6. A method of manufacturing a waveguide of rectangular cross-section comprising the steps of: providing a first pair of members which constitute opposite walls of the finished waveguide, providing a second pair of members which constitute opposite walls of the finished waveguide, forming in each of the first pair of members a plurality of circular holes which all have the same diameter and which lie along two lines at least one of which is curved, forming tags which are of elongated crosssection and which project from opposite sides of the center portion of each member of the second pair of members, assembling the first and second pairs of members so that said tags of the second pair of members project one through each of said holes in the first pair of members, providing a plurality of like closure members each comprising a first circular portion fittable into said holes of the first pair of members and a second portion having a transverse dimension in excess of the diameter of the holes and each said closure member having a through slot of elongated cross-section approximately matching the cross-sectional contour of the tags, fitting said closure members one over the projecting end of each tag with the first portion within and closing the associated hole in the first member through which the tag projects, with the second portion disposed on the side of the first member remote from the second members and with the tag projecting through the slot in the closure member, the slots through some of the closure members then being non-parallel to the slots through other such members, deforming the tag so that all the members are locked together, and finally joining together all the members by brazing toform a unitary structure.

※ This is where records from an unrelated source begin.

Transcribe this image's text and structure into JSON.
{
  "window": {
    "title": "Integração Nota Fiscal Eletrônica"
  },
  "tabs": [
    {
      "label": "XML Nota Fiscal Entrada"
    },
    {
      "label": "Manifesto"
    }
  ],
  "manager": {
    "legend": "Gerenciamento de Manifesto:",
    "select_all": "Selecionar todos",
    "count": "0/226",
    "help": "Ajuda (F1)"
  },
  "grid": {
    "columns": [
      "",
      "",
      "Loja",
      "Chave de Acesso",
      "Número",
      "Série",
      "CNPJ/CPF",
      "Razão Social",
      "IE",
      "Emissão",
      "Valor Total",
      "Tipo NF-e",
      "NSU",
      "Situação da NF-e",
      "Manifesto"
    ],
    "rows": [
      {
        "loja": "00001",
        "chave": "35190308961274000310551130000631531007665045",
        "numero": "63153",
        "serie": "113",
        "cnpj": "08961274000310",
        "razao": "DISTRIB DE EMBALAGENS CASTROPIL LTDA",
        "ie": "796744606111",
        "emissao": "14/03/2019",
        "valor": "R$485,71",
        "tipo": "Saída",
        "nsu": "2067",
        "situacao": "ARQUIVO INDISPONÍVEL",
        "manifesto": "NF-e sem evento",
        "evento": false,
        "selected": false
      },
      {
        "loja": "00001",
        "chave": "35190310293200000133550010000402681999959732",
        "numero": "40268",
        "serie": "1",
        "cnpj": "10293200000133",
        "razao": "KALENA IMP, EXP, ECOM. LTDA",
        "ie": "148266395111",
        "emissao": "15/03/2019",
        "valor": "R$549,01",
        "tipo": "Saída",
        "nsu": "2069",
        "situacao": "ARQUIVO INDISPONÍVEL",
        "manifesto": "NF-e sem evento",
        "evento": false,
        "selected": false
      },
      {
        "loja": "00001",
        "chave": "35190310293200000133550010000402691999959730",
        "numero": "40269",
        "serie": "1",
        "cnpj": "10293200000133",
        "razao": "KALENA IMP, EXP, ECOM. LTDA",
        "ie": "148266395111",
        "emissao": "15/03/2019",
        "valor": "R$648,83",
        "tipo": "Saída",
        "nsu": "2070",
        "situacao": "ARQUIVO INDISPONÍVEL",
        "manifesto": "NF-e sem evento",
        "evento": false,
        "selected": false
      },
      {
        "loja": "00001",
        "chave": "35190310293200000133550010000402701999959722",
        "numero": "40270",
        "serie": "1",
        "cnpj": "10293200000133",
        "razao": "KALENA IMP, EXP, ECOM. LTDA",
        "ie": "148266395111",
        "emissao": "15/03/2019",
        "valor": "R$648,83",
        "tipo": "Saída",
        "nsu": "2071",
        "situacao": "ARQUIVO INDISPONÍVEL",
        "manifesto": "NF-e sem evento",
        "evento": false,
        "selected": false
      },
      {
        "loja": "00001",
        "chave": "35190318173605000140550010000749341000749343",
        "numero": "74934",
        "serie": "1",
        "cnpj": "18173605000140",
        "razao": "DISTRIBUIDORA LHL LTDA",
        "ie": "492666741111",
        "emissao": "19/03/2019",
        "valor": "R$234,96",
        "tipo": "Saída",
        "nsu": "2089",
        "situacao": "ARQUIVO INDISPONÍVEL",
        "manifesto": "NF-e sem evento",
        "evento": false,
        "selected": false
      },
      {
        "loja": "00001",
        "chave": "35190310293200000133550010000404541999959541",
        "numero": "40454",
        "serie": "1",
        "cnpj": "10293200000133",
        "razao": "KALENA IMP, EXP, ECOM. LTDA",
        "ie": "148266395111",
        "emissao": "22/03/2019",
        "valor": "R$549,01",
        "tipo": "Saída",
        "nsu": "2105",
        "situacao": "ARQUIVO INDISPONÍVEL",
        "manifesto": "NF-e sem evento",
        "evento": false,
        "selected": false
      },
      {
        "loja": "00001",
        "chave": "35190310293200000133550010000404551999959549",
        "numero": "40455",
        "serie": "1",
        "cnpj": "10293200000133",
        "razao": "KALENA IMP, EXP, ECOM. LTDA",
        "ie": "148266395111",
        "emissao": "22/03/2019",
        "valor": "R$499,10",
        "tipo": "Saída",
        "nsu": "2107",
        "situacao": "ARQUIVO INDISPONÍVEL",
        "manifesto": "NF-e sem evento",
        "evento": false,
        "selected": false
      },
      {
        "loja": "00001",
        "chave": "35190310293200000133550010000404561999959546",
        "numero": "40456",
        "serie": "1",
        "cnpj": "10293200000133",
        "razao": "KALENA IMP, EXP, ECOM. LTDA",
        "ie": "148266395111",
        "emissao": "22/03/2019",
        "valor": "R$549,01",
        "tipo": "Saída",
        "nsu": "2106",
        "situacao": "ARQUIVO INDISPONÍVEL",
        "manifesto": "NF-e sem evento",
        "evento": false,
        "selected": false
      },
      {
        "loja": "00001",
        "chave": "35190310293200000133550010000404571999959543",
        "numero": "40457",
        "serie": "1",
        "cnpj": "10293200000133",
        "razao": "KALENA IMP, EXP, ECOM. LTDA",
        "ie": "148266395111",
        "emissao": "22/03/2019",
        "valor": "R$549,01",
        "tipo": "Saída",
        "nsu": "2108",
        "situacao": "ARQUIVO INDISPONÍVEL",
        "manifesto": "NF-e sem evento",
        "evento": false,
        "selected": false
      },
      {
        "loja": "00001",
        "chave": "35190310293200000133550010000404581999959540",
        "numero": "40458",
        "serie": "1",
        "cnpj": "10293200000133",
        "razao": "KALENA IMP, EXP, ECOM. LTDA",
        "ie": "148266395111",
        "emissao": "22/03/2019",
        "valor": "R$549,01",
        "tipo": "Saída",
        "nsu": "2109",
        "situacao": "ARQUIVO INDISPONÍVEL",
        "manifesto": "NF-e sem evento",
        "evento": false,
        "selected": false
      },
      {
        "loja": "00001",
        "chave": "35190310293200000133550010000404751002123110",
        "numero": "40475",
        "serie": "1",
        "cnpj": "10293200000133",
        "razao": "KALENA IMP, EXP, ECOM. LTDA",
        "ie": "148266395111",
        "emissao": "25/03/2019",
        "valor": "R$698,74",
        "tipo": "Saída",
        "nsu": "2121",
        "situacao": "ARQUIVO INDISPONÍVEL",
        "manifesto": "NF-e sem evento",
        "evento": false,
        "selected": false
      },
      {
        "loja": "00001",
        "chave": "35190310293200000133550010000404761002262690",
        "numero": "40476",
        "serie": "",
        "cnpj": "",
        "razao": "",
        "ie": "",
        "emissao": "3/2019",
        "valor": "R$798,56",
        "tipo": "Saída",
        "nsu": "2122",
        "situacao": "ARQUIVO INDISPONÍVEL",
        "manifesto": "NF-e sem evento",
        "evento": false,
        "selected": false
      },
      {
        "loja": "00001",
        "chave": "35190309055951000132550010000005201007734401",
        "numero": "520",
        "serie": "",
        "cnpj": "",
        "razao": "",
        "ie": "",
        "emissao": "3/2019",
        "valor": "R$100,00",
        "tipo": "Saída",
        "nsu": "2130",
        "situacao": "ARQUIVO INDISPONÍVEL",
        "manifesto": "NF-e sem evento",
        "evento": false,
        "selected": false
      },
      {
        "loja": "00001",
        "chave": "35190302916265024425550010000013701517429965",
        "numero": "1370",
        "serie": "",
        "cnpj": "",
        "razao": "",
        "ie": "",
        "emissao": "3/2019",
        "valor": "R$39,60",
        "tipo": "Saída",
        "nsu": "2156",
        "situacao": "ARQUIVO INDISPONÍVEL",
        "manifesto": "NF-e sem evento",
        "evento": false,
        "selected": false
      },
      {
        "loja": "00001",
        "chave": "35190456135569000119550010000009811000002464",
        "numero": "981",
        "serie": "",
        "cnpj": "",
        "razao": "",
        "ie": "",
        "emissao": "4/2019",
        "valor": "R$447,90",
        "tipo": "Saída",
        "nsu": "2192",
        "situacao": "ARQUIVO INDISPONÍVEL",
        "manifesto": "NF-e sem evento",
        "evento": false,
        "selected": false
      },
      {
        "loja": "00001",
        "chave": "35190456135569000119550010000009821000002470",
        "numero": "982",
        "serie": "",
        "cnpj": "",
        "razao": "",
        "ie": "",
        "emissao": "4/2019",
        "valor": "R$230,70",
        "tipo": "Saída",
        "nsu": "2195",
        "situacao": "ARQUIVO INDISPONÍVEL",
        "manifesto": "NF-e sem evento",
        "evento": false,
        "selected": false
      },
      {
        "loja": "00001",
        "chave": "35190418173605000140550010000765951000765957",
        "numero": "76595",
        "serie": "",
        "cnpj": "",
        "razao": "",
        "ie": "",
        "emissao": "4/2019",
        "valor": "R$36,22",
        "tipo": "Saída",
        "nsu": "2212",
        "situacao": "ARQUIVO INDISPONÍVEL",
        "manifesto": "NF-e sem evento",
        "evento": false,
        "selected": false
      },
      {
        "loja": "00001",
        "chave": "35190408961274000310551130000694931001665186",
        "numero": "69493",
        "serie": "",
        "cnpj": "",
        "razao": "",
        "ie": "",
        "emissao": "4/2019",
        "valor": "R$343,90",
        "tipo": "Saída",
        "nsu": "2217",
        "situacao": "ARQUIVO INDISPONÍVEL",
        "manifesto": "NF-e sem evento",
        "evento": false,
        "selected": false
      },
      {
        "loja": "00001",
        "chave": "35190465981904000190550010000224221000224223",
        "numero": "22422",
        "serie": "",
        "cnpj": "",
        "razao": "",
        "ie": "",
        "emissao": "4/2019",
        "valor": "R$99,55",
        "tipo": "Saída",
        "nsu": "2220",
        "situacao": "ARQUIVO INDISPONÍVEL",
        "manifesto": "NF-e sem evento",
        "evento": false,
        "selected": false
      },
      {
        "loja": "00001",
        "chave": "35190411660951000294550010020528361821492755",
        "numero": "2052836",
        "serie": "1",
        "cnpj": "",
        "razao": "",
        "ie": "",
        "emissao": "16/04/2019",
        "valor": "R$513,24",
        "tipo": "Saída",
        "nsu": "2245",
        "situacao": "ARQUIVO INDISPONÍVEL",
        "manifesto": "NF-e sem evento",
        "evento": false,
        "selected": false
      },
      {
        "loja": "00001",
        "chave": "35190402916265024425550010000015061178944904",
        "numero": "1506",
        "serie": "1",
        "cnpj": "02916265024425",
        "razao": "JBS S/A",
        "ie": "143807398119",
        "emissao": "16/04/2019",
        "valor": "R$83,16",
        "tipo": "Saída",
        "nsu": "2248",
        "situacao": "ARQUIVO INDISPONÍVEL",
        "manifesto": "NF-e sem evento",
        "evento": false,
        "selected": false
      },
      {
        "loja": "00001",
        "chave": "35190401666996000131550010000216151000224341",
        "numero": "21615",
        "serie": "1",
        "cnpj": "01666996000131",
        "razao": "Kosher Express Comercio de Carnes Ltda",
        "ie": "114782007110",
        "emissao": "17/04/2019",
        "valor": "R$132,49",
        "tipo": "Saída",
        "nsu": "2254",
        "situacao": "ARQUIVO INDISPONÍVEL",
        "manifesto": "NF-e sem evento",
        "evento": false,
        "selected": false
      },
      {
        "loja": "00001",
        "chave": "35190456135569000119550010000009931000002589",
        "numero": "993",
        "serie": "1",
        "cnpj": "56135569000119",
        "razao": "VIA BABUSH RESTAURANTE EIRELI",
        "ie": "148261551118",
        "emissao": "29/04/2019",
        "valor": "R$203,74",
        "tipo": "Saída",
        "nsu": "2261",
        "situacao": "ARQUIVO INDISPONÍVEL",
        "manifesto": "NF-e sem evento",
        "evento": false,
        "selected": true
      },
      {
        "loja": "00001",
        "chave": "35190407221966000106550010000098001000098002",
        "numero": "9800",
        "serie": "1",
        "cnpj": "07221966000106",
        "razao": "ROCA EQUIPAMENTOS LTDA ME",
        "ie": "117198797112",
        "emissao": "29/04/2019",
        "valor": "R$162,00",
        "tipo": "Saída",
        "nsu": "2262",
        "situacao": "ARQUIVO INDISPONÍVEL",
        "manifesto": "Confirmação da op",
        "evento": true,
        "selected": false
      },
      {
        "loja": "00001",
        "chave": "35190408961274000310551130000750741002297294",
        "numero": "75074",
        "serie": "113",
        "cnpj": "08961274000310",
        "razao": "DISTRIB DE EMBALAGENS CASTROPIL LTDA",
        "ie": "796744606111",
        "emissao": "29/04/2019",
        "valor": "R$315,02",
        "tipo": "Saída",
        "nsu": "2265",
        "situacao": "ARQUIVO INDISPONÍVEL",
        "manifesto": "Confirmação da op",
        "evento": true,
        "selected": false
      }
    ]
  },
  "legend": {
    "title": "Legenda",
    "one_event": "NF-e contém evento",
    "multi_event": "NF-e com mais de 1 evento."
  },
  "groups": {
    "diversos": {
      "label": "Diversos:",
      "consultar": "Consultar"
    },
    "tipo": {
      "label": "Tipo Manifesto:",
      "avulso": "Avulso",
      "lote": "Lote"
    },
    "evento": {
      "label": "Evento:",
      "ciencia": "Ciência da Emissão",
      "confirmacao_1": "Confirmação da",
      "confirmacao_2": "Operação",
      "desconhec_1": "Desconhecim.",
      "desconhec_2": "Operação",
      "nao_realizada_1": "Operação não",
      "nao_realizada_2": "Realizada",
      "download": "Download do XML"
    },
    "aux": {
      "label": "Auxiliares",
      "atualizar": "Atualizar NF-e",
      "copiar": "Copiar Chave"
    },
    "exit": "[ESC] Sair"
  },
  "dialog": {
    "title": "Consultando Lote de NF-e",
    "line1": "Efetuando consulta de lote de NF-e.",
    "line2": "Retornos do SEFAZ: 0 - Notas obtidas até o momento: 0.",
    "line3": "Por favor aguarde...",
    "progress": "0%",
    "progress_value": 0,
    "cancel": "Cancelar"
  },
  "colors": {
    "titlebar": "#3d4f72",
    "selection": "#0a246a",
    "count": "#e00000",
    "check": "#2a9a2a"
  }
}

References Cited in the file of this patent UNITED STATES PATENTS 2,215,318 Bristol Sept. 17, 1940 2,258,681 Hoglund Oct. 14, 1941 2,505,424 Moseley Apr. 25, 1950 2,560,290 Helberg July 10, 1951 2,620,539 Poupitch Dec. 9, 1952 2,722,625 Bingeman et a1 Nov. 1, 1955

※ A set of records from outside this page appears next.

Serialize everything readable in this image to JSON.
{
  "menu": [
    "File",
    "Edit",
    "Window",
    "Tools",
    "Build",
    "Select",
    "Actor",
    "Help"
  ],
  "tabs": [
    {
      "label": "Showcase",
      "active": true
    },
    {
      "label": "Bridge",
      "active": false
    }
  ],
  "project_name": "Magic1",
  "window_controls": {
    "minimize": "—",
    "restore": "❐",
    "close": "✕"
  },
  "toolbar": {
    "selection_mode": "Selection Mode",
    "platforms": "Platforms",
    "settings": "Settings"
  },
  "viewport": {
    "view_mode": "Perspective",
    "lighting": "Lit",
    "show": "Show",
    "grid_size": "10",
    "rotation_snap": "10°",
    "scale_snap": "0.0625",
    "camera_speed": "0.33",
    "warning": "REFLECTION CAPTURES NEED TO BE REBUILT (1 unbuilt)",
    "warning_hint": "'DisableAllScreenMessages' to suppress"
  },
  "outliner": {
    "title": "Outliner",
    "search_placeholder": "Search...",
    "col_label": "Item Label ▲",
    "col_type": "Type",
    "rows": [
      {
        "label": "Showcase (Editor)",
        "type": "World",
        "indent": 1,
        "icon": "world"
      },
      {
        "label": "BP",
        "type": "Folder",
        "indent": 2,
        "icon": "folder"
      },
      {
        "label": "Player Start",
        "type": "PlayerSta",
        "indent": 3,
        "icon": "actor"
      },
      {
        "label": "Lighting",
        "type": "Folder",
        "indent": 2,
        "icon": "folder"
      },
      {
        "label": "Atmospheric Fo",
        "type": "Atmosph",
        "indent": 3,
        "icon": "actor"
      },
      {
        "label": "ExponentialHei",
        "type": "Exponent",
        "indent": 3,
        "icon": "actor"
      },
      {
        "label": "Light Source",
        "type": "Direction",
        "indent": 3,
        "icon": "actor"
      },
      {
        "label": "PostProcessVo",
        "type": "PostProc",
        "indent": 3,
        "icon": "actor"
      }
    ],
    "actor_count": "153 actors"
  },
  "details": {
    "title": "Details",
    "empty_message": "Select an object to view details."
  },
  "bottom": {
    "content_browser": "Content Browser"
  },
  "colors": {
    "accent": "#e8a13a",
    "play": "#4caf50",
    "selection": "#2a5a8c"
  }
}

Patent Citations
Cited PatentFiling datePublication dateApplicantTitle
US2215318 *Apr 6, 1939Sep 17, 1940Robert D BristolAir duct
US2258681 *Apr 14, 1939Oct 14, 1941Aluminum Co Of AmericaMethod of joining
US2505424 *Aug 27, 1946Apr 25, 1950Moseley Tomlinson IRadar scanner antenna feed
US2560290 *May 29, 1946Jul 10, 1951Helberg Vernon CHeaded axle or rod and method for making same
US2620539 *Mar 4, 1950Dec 9, 1952Illinois Tool WorksFastener device
US2722625 *May 25, 1951Nov 1, 1955Sylvania Electric ProdTab fastening device
Referenced by
Citing PatentFiling datePublication dateApplicantTitle
US3210695 *Dec 5, 1960Oct 5, 1965Gen Bronze CorpWaveguide assembled from four thin sheets and strengthened by external reinforcement, and its method of manufacture
US3292115 *Sep 11, 1964Dec 13, 1966Hazeltine Research IncEasily fabricated waveguide structures
US3393954 *Dec 16, 1963Jul 23, 1968Gen ElectricOptical modulator
US3733694 *Jun 18, 1971May 22, 1973Hollandse Signaalapp NvProcedure for sealing waveguide nozzles
US4647878 *Nov 14, 1984Mar 3, 1987Itt CorporationCoaxial shielded directional microwave coupler
US4647882 *Nov 14, 1984Mar 3, 1987Itt CorporationMiniature microwave guide
US4729510 *Nov 14, 1984Mar 8, 1988Itt CorporationCoaxial shielded helical delay line and process
US5841330 *Mar 23, 1995Nov 24, 1998Bartley Machines & ManufacturingSeries coupled filters where the first filter is a dielectric resonator filter with cross-coupling
US6037541 *Mar 10, 1998Mar 14, 2000Bartley R.F. Systems, Inc.Apparatus and method for forming a housing assembly
US6094113 *Mar 10, 1998Jul 25, 2000Bartley Machines & ManufacturingDielectric resonator filter having cross-coupled resonators
US6239673Sep 23, 1999May 29, 2001Bartley Machines & ManufacturingDielectric resonator filter having reduced spurious modes
US6374750Nov 16, 1999Apr 23, 2002Aero Transportation Products, Inc.Structural panel system
US6412251Aug 30, 2000Jul 2, 2002Aero Transportation Products, Inc.Web core structural panel
WO1996029754A1 *Mar 25, 1996Sep 26, 1996Bartley Machine & ManufacturinDielectric resonator filter
Classifications
U.S. Classification29/600, 29/513, 29/525.14, 333/239, 29/525.8
International ClassificationH01P11/00, B21C37/15
Cooperative ClassificationB21C37/15, H01P11/002
European ClassificationH01P11/00B1, B21C37/15